» **SUPPLIED MATERIAL**:
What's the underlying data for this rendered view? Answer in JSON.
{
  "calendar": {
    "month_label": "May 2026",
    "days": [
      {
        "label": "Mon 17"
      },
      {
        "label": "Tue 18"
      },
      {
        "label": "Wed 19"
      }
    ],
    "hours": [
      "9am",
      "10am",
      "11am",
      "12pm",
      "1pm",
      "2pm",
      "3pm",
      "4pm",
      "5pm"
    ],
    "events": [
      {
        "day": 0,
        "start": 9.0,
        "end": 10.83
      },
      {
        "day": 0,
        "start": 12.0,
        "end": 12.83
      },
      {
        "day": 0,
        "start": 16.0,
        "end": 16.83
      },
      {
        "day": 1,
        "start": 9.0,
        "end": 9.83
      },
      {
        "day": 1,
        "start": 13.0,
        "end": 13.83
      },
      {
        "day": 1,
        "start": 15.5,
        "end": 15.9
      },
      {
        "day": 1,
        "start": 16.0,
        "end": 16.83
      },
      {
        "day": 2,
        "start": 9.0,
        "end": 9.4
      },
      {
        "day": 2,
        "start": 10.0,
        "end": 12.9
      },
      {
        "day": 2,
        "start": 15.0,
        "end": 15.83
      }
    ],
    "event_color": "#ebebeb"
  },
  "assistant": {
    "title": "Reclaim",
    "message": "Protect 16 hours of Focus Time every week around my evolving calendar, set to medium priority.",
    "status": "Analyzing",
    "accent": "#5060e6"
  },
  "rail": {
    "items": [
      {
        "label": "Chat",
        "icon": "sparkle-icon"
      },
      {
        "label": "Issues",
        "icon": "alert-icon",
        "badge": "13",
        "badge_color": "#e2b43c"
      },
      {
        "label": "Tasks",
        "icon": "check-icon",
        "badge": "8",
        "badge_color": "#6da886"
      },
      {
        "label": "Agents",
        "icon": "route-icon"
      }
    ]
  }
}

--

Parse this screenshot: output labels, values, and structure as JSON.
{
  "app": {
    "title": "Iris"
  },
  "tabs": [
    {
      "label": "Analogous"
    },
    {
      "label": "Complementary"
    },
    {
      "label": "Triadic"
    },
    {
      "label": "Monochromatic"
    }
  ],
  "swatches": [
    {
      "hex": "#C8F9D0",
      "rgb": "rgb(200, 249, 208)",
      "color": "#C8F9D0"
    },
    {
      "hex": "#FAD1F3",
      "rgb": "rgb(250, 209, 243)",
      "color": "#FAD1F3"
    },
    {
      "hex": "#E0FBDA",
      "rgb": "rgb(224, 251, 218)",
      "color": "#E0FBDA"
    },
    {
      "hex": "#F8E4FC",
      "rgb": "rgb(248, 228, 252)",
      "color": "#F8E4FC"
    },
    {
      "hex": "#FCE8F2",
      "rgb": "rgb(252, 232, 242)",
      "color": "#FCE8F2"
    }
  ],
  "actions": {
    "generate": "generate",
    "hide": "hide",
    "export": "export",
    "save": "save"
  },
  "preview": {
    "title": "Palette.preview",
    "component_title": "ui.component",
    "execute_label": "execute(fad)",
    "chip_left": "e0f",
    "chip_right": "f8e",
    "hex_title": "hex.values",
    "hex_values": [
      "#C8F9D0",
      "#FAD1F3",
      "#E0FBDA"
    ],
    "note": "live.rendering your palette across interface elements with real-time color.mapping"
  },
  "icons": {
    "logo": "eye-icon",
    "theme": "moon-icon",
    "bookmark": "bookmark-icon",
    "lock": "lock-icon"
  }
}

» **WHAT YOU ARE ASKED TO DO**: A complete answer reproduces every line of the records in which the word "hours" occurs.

» **ANSWER SECTION**:
    "hours": [
    "message": "Protect 16 hours of Focus Time every week around my evolving calendar, set to medium priority.",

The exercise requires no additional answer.